WORK INSTRUCTIONS:
From the entries below, say how many lines carry the word "name", and give nothing but the number.

RECORDS PROVIDED:
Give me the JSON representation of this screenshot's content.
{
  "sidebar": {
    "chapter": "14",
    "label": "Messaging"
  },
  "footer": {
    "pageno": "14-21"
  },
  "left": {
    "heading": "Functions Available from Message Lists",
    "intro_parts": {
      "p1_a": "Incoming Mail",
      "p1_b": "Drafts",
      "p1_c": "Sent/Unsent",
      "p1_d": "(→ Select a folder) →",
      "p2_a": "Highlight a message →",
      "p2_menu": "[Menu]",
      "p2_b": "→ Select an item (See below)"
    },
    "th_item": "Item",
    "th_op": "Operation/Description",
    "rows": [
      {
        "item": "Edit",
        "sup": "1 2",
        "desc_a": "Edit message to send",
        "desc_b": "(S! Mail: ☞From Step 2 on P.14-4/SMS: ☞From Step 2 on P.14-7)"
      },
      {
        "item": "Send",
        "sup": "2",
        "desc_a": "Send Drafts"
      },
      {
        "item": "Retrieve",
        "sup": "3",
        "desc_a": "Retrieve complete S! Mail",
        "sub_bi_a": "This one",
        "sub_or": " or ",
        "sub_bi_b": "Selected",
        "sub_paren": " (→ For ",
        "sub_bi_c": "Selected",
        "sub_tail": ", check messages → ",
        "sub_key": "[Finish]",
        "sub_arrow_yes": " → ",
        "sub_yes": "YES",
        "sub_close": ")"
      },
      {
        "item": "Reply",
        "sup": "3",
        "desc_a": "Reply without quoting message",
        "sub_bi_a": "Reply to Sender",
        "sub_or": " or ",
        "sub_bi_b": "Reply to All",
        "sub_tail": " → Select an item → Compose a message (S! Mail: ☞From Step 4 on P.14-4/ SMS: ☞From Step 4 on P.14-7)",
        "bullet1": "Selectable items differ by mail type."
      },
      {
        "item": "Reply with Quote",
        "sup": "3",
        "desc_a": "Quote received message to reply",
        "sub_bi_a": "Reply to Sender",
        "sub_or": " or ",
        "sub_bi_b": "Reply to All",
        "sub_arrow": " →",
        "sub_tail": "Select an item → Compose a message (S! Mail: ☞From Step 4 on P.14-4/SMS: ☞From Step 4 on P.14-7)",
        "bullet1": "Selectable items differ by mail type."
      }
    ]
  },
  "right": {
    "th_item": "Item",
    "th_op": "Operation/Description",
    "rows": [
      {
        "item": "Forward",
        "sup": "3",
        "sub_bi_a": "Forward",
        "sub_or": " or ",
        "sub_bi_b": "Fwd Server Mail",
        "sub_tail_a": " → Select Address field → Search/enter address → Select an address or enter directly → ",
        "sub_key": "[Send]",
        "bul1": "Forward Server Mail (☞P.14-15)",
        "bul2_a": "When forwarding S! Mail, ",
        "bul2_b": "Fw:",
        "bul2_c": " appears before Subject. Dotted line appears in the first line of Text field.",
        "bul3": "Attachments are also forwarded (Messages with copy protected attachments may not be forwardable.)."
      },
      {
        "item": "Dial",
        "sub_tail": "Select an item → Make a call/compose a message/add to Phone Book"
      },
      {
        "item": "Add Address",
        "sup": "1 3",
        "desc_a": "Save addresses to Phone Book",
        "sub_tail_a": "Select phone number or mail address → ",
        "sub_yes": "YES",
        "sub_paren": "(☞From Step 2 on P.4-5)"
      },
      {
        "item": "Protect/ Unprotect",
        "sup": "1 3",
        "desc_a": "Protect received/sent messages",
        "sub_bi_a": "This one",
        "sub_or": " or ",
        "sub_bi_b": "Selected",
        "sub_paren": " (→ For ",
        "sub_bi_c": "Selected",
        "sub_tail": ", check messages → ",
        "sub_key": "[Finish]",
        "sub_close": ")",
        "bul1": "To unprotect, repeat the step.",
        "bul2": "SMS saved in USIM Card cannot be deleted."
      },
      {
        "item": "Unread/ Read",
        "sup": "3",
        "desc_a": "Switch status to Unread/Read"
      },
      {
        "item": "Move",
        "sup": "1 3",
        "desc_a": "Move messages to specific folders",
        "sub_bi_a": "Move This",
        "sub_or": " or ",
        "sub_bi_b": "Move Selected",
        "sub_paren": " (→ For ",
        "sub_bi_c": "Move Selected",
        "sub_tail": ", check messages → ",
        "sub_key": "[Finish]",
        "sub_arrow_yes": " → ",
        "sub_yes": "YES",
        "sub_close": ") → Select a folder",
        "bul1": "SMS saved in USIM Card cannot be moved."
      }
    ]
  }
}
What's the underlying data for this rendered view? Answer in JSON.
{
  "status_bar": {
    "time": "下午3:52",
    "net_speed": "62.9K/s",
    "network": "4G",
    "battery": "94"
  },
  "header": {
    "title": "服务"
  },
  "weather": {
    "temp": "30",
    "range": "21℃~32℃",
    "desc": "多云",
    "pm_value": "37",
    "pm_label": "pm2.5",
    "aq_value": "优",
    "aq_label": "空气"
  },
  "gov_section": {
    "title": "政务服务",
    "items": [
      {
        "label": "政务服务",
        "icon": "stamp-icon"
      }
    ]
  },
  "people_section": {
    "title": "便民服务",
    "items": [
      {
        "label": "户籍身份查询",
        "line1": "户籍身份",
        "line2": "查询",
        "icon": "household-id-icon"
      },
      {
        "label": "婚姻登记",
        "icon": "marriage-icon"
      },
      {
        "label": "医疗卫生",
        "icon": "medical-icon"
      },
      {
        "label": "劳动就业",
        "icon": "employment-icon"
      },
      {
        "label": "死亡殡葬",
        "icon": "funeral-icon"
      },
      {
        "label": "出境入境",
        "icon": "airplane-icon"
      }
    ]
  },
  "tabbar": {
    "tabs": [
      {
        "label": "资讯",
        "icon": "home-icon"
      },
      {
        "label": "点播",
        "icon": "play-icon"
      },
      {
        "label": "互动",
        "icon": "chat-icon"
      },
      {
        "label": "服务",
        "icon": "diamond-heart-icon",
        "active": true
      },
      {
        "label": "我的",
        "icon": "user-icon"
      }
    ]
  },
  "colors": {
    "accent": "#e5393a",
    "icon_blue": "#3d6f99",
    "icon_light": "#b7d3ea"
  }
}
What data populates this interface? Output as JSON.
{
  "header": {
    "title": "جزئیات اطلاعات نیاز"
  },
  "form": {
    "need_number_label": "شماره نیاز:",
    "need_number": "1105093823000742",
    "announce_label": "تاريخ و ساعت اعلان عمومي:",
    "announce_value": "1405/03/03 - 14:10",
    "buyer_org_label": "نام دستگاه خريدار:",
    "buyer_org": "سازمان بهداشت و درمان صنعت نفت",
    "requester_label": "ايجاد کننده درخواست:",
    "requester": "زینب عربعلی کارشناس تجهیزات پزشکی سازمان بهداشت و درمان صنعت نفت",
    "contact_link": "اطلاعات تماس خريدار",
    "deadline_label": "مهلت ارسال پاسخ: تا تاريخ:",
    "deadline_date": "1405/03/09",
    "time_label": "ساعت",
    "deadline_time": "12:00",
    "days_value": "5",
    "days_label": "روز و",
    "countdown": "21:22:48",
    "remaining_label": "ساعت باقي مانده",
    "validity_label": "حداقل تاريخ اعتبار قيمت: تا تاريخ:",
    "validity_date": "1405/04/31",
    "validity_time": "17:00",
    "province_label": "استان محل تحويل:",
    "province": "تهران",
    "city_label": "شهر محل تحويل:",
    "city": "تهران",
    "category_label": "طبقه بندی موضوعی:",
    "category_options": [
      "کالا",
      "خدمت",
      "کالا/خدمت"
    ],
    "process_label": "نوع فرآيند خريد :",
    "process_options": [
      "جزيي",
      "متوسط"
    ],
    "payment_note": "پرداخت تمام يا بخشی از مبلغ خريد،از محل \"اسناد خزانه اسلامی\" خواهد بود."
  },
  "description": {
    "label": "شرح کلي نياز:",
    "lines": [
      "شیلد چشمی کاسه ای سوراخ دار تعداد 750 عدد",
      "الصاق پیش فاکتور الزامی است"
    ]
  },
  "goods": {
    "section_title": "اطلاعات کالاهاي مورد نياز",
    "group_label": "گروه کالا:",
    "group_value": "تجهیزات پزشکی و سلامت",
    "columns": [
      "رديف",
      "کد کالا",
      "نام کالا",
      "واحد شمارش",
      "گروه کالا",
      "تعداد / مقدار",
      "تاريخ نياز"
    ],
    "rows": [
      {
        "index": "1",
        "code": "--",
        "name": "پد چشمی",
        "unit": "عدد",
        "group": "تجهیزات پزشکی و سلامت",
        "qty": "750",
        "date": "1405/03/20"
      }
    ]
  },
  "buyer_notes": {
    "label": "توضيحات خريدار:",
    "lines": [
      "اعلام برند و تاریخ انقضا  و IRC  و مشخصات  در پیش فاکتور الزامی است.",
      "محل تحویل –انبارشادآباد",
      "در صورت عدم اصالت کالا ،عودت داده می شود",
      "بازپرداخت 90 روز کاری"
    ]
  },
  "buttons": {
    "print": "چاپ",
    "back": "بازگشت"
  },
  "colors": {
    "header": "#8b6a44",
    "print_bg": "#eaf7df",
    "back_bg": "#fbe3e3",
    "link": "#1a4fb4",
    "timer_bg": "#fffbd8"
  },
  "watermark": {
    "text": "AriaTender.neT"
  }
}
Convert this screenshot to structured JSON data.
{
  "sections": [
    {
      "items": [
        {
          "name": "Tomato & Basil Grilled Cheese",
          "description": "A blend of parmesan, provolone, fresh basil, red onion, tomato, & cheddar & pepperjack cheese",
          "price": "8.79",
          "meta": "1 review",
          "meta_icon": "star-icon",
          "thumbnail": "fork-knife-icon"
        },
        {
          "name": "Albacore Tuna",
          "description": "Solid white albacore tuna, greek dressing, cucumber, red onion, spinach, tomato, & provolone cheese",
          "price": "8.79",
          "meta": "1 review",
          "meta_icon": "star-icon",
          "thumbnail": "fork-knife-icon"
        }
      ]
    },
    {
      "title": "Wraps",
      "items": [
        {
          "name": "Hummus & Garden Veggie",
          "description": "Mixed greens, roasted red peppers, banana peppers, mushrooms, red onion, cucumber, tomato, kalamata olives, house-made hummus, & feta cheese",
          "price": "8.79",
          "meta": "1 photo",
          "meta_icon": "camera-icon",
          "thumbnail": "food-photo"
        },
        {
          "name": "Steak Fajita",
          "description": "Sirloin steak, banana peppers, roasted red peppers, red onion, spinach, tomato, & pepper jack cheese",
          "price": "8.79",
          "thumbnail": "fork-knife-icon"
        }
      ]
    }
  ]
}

RESPONSE:
5